Sure, the United States is the most diverse country in the world, and radical improvements and changes have risen from this nation to provide a home for different ethnicities, the LGBTQ+ community and different religious groups, to name a few.
America has come far, yet to no avail — minorities still feel ostracized daily.
For many it doesn’t feel like home. It’s time we stop pretending America is the land of the free, for all of us.
This is a country where arrogance, a superiority complex and a thick wallet are a trump card. Awareness of this may not be obvious to the white population; they don’t know of anything else. As a person who has traveled across the world, splitting their time between starkly contrasting countries, these American values are clear.
With this insight, sadly, I’m not incredibly surprised by the term “President Trump.” He embodies these traits perfectly.
White America you have done it again.
There is little sympathy to offer to those of the Caucasian race who fought vehemently against Trump. Thank you for your efforts and I know you are just as devastated. But understand the society created by your people, one which you benefit from, built this reality. As a result, the minority will suffer most.
This time in America will test the strength of our society and white America knows it, becoming anxious and afraid that their power is fading. Resist all you want but people of color are here to stay.
In addition to becoming increasingly dedicated and resilient, we will continue to embrace the diverse cultures that keep the world colorful.
We will also continue to grow in number and influence, as more and more people realize the importance and value of people of color.
I will not condemn the accomplishments made this past decade and more. But all of it will soon disappear as white lash grows stronger and escalates, the power in right-wing hands fueling it.
The plight we have today is not my America and it never will be. White America, be accountable for the results of this election and be ready to aid in the move forward with aggression and urgency. People of color are far from done, it has only begun.
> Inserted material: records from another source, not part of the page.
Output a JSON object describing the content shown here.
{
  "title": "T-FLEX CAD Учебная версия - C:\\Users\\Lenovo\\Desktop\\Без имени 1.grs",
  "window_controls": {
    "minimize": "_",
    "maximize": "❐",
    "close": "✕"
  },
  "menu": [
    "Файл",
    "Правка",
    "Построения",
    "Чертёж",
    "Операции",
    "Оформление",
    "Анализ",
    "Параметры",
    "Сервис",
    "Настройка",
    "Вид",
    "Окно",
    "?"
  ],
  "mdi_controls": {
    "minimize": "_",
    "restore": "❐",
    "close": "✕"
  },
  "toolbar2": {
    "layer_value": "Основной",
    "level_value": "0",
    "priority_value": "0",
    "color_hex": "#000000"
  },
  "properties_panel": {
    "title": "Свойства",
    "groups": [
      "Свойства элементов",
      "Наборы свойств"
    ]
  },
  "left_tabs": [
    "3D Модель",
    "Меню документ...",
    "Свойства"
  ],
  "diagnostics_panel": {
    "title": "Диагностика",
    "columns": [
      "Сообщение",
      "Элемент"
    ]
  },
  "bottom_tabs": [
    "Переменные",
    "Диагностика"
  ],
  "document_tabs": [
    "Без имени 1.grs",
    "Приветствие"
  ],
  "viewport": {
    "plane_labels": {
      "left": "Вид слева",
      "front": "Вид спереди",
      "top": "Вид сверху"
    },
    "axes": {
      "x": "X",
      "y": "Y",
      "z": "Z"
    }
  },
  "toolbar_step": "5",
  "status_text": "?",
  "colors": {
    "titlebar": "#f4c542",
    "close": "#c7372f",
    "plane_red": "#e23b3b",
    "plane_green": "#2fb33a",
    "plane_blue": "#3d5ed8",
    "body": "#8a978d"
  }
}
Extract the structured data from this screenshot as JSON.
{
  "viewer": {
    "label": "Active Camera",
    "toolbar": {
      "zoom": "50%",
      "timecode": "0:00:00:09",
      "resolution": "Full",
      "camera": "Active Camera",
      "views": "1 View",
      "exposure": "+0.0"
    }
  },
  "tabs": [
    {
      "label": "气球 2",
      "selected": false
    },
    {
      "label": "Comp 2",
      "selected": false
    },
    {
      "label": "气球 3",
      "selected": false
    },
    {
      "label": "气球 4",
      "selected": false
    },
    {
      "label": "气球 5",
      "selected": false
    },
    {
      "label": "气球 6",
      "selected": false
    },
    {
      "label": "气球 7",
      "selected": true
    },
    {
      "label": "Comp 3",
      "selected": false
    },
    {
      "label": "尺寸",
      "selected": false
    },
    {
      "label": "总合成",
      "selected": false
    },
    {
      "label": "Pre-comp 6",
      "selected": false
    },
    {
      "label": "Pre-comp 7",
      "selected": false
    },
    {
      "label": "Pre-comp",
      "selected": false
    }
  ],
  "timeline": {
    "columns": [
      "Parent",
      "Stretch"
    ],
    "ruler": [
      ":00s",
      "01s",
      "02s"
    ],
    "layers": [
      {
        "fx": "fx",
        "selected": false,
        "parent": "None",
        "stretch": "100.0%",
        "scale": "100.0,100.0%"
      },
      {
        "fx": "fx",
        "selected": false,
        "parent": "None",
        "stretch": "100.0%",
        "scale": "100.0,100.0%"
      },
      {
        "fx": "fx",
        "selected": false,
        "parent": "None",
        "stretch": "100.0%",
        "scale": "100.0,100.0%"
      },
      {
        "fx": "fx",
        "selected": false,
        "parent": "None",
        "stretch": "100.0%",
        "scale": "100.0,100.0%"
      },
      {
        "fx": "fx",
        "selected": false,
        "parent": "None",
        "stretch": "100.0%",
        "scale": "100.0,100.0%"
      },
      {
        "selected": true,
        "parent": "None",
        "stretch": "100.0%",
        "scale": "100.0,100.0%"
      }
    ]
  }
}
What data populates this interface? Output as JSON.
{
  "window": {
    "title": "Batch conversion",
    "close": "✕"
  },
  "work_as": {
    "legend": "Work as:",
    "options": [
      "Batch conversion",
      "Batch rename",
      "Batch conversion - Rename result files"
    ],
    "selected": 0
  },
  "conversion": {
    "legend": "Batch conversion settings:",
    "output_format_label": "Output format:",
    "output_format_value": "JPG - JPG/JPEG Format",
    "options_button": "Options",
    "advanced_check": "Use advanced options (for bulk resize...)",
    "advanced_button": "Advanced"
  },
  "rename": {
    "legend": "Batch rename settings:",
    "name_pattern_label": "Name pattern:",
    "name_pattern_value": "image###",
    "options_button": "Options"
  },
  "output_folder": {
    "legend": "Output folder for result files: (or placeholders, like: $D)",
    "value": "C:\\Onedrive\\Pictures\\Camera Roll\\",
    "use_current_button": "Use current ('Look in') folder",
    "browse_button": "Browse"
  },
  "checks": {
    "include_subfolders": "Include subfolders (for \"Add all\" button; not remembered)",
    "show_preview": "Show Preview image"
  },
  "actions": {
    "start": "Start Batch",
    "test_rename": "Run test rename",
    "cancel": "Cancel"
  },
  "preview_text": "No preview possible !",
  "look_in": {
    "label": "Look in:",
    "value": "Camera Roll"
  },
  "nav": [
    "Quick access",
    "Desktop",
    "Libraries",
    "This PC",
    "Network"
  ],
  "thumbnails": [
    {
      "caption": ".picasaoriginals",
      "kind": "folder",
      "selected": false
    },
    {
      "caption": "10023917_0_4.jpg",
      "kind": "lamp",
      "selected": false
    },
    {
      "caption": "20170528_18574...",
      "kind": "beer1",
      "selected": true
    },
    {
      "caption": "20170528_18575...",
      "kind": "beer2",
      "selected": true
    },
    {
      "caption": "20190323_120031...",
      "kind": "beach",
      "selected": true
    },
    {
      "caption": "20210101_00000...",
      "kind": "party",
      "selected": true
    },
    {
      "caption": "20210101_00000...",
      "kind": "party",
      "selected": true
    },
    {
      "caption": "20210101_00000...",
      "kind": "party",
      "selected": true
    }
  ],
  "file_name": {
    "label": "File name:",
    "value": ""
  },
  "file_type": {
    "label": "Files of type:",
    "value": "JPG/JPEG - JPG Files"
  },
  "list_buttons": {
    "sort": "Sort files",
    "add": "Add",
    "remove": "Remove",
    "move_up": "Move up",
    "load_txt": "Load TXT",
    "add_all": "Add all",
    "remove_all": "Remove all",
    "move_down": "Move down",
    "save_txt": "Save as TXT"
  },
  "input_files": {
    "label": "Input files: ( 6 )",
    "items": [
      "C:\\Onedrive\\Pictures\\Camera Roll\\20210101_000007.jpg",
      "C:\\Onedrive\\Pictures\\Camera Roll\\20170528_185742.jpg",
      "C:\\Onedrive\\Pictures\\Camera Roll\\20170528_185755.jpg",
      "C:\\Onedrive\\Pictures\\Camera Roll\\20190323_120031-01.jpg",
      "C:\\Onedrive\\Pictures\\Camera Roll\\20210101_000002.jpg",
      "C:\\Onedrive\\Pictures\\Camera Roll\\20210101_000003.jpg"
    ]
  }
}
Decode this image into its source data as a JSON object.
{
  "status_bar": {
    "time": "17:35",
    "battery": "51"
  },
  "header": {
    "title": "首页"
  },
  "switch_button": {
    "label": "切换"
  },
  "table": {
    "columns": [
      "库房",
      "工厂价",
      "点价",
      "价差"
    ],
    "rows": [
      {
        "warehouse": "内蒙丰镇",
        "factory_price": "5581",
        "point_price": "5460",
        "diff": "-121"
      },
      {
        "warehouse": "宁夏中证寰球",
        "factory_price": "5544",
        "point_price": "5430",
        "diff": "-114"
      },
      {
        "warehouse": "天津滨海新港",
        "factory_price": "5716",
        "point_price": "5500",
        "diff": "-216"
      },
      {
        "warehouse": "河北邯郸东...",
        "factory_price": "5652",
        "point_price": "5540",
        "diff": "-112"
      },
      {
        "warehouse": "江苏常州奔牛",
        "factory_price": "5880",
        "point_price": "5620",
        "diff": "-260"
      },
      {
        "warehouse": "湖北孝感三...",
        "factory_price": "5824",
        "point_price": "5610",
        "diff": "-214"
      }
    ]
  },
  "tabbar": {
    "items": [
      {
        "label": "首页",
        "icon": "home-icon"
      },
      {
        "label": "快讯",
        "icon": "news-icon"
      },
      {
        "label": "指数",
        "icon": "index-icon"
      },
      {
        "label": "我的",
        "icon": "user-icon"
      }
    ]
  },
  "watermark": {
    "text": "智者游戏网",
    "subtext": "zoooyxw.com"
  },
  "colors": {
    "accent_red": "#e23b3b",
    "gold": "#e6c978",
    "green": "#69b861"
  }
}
Lisa Heverly ([email protected]) is a freshman majoring in international business.